To a Muslim the Holy Quran is the Divine Revelation which is all encompassing and lays down in clear terms, how we should live our daily lives including the need for humans to allow fellow humans certain basic rights at all times. Due to the limited space available I can only reflect on some of the major fundamental rights laid down by Islam:
Right to life
The first and foremost of fundamental basic human-rights is the right to life. “Whosoever kills any human being (without any valid reason) like manslaughter or any disruption and chaos on earth, it is though he had killed all the mankind. And whoever saves a life it is though as he had saved the lives of all mankind” (Quran Ch5: v 32). It further declares: “Do not kill a soul which Allah has made sacred except through the due process of law” (Quran Ch6: v 151). Islam further explains that this sacrosanct right to life is not granted only to its adherents (believers), but it has been granted to all human beings without consideration of their religion, race, colour or sex
Right to Equality
The Holy Quran recognises equality between humans irrespective of any distinction of nationality, race, colour or gender. “O Mankind We have created you from a male and female, and We made you as nations and tribes so that you may be able to recognise each other (not that you may despise each other). Indeed the most honourable among you before God is the most God-conscious”. (Quran Ch49: v 13). The Prophet Muhammed (pbuh) further explained this: “No Arab has any superiority over a non-Arab, nor does a non-Arab have any superiority over an Arab…… You are all the children of Adam and Adam was created from soil”. If there is any superiority for a man it is based on his piety, righteousness, sense of responsibility and character. Even such a person with these noble qualities would not have any privileged rights over others.
Right to justice

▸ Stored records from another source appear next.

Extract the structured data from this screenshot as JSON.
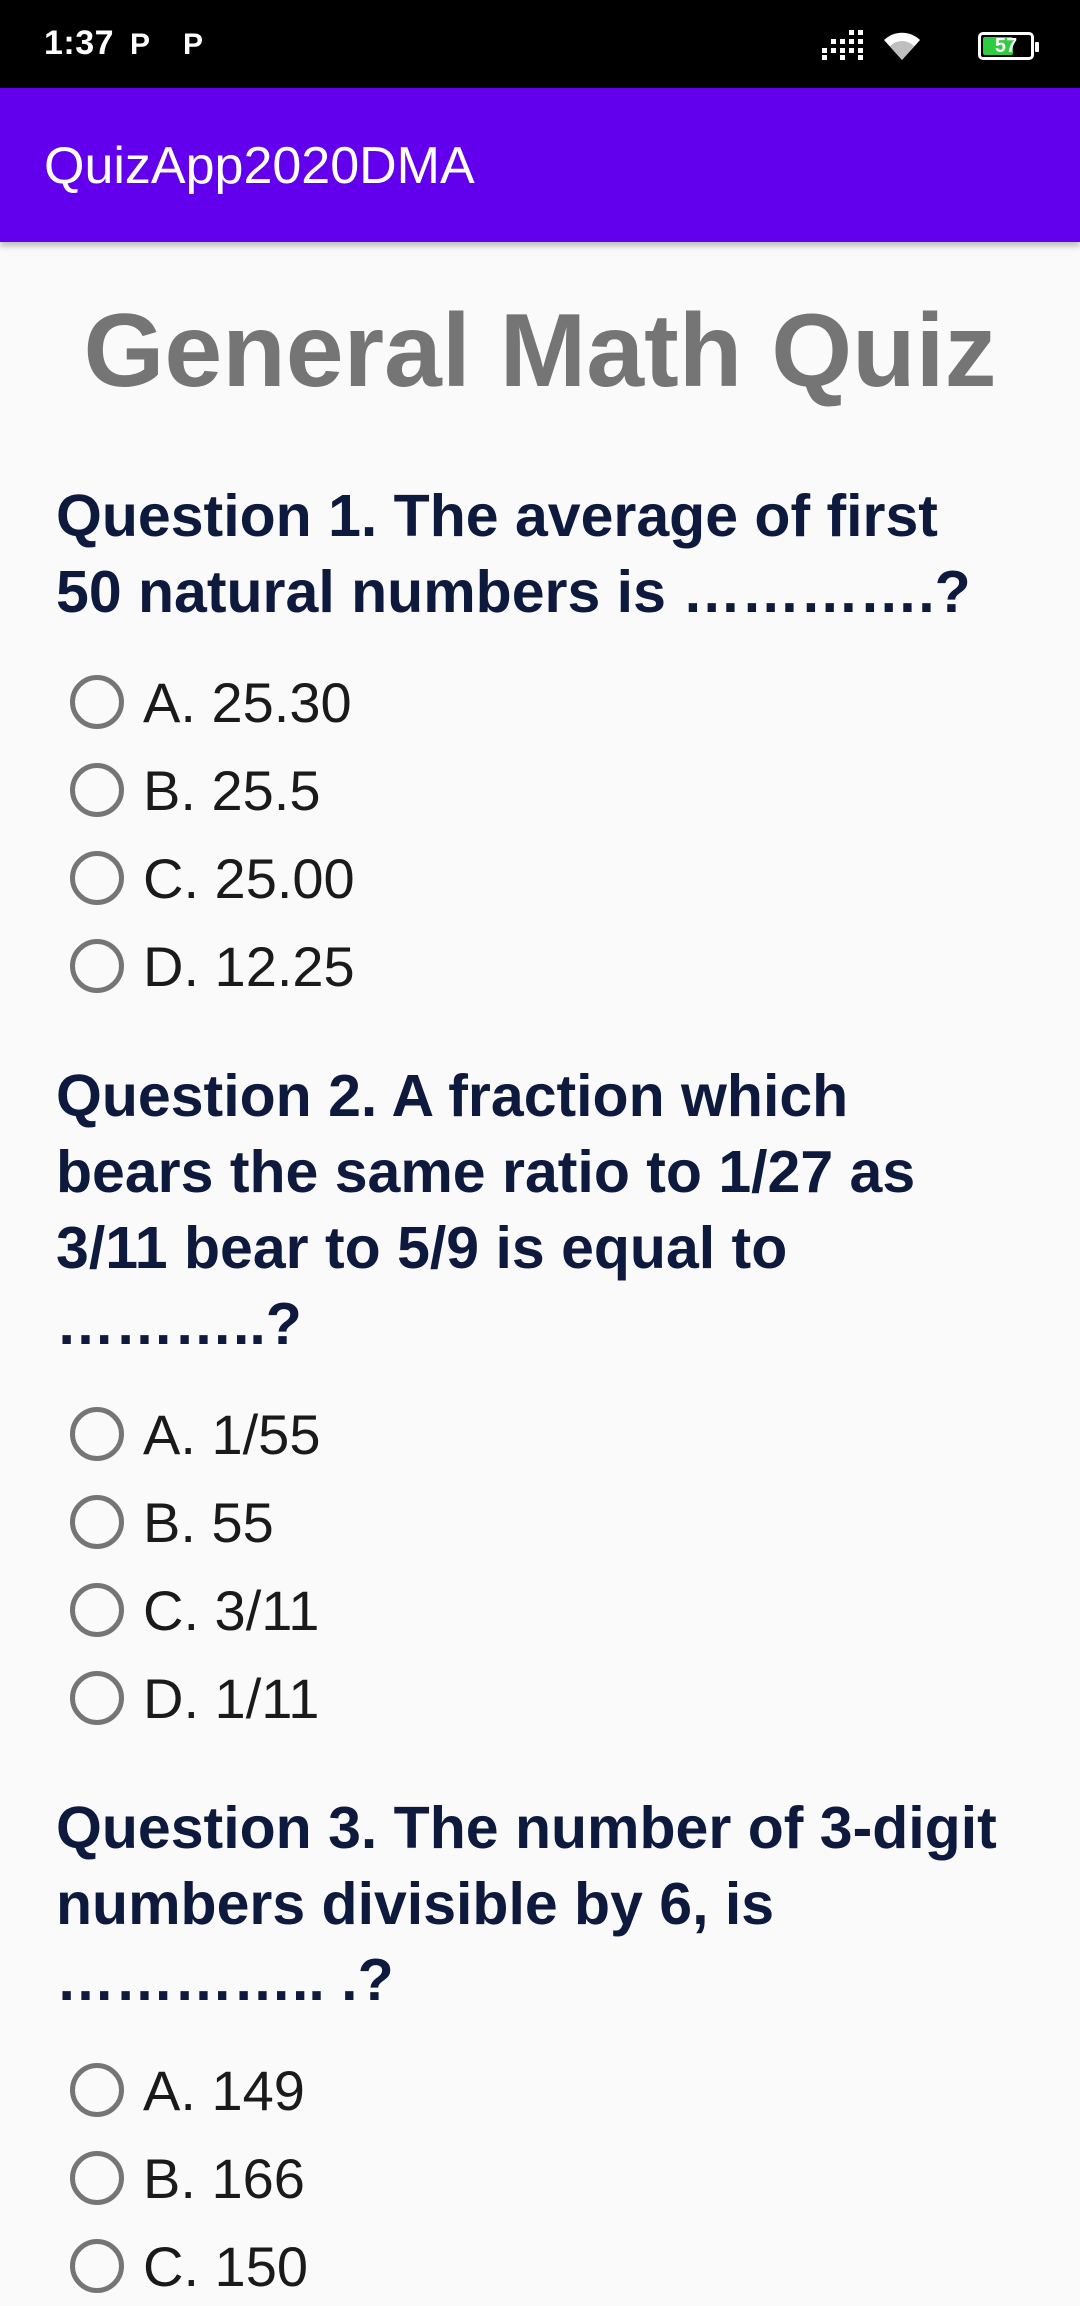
{
  "status_bar": {
    "time": "1:37",
    "notification_icons": [
      "P",
      "P"
    ],
    "battery_level": "57"
  },
  "app_bar": {
    "title": "QuizApp2020DMA"
  },
  "quiz": {
    "title": "General Math Quiz",
    "questions": [
      {
        "text": "Question 1. The average of first 50 natural numbers is ………….?",
        "options": [
          "A. 25.30",
          "B. 25.5",
          "C. 25.00",
          "D. 12.25"
        ]
      },
      {
        "text": "Question 2. A fraction which bears the same ratio to 1/27 as 3/11 bear to 5/9 is equal to ………..?",
        "options": [
          "A. 1/55",
          "B. 55",
          "C. 3/11",
          "D. 1/11"
        ]
      },
      {
        "text": "Question 3. The number of 3-digit numbers divisible by 6, is ………….. .?",
        "options": [
          "A. 149",
          "B. 166",
          "C. 150"
        ]
      }
    ]
  },
  "colors": {
    "app_bar": "#6200ee",
    "status_bar": "#000000",
    "title_text": "#757575",
    "question_text": "#0d1a3d",
    "battery_fill": "#2ecc40"
  }
}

Allah Almighty has bestowed on all human beings, believer or non-believer, friend or foe the right to justice. The Holy Quran states: “We sent our messengers with clear teachings and sent down along with them the Book and the Balance so that society may be established on the basis of justice” (Quran Ch 57 : v 25). It further says “O Believers stand for the cause of God and as witness to justice and remember that enmity of some people should not lead you to injustice. Be just as it is nearest to God consciousness” (Quran Ch 5:v 8 ). This makes it obligatory that a believer must uphold justice in all circumstances, including to his enemies.
Right to freedom of conscience and religion

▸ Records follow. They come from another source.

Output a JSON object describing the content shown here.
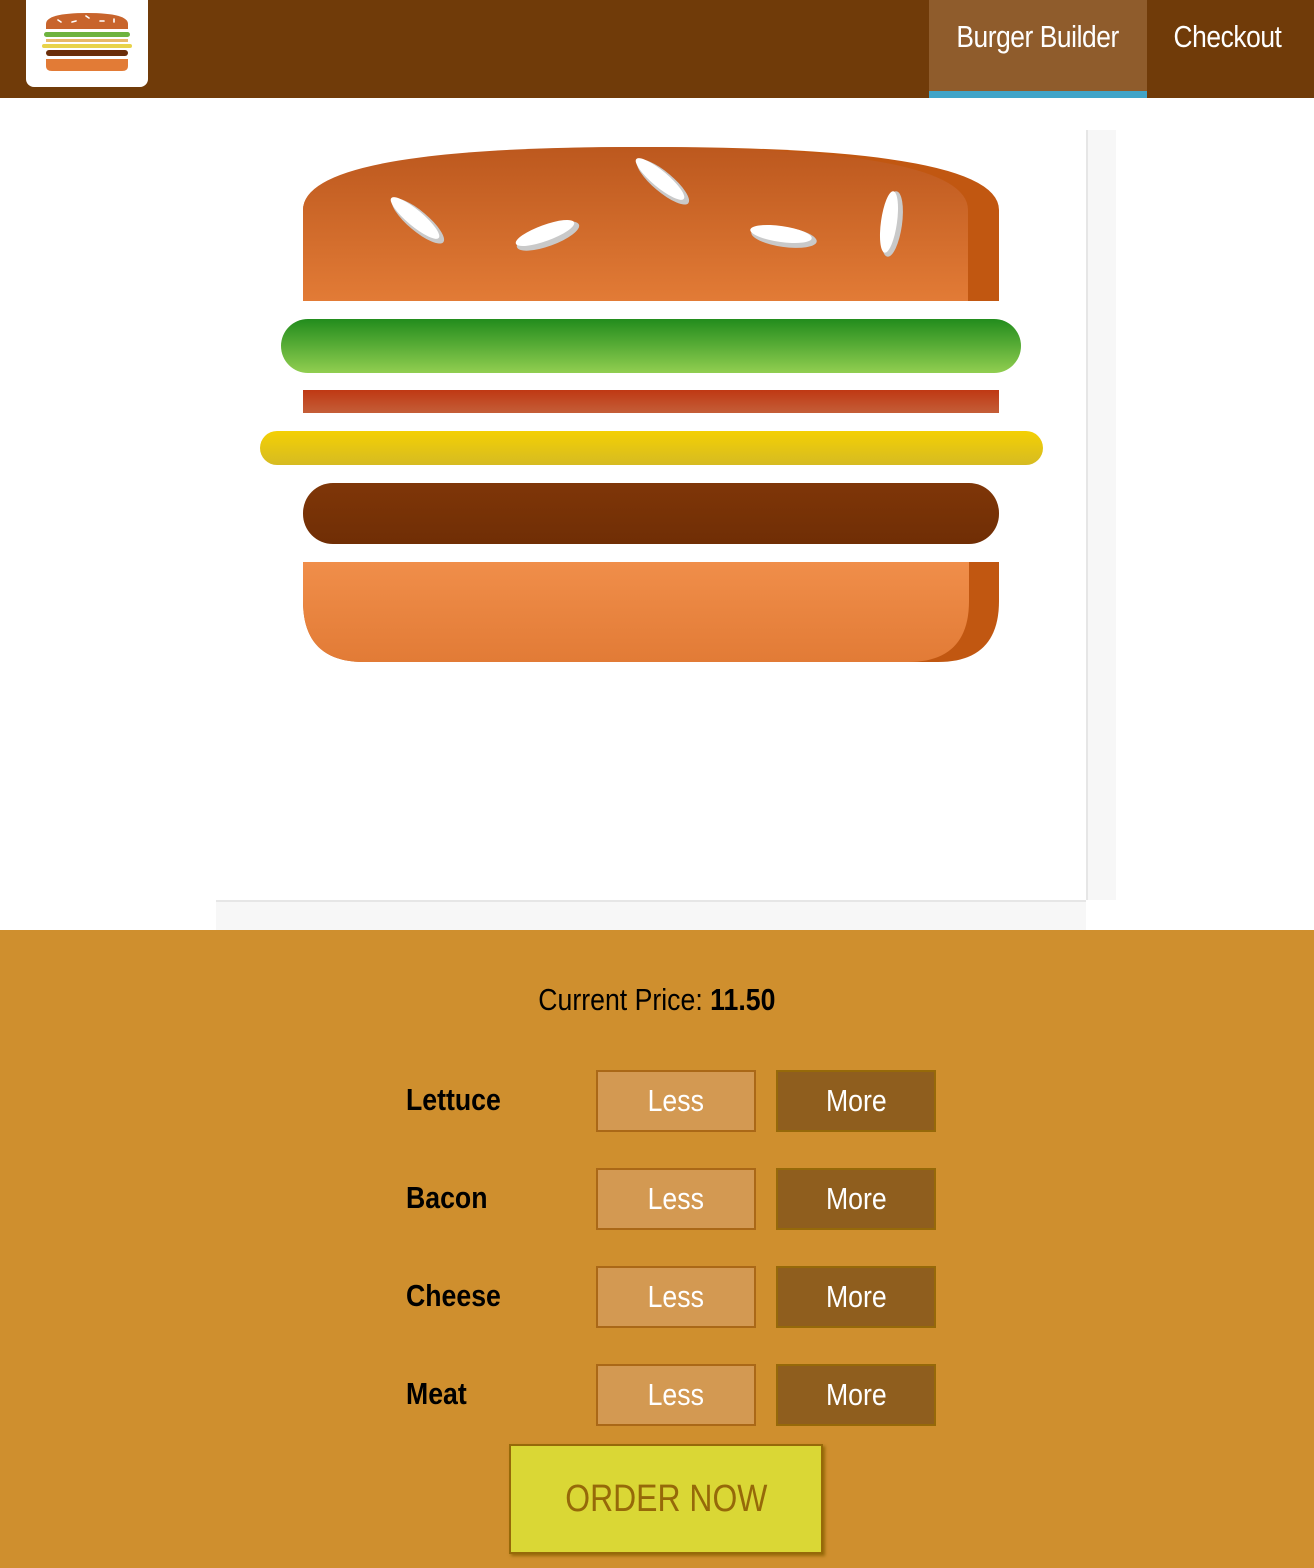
{
  "toolbar": {
    "nav": [
      {
        "label": "Burger Builder",
        "active": true
      },
      {
        "label": "Checkout",
        "active": false
      }
    ]
  },
  "controls": {
    "price_label": "Current Price: ",
    "price_value": "11.50",
    "ingredients": [
      {
        "label": "Lettuce",
        "less": "Less",
        "more": "More"
      },
      {
        "label": "Bacon",
        "less": "Less",
        "more": "More"
      },
      {
        "label": "Cheese",
        "less": "Less",
        "more": "More"
      },
      {
        "label": "Meat",
        "less": "Less",
        "more": "More"
      }
    ],
    "order_label": "ORDER NOW"
  },
  "colors": {
    "toolbar": "#703B09",
    "active_tab": "#8F5C2C",
    "active_underline": "#40A4C8",
    "controls_bg": "#CF8F2E",
    "less_btn": "#D39952",
    "more_btn": "#8F5E1E",
    "order_btn": "#DAD735",
    "bread": "#E27B36",
    "lettuce": "#7BC142",
    "bacon": "#BF3813",
    "cheese": "#F4D004",
    "meat": "#7F3608"
  },
  "icons": {
    "logo": "burger-logo-icon"
  }
}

The Holy Quran clearly mentions that there is no compulsion in accepting or rejecting a religion. “There is no compulsion in (submitting to) the religion” (Quran Ch 2 : v 256). Every individual has been granted basic freedom to accept a religion of his or her choice. Therefore no religion should be imposed on a person.
Right to personal freedom
No person can be deprived of his or her personal freedom except in pursuance of justice. Therefore there cannot be any arbitrary or preventive arrest without the permission of duly appointed judge and in the light of a solid proof.
Right to Protection of Honour
Every person has been ensured basic human dignity which should not be violated. If someone falsely attacks the honour of a person the culprit will be punished according to the Islamic Law. The Holy Quran says: “Do not let one group of people make fun of another group”. It further states: “Do not defame one another”, the Quran goes on to say: And do not backbite or speak ill of one another” (Quran Ch 49 : v 11-12).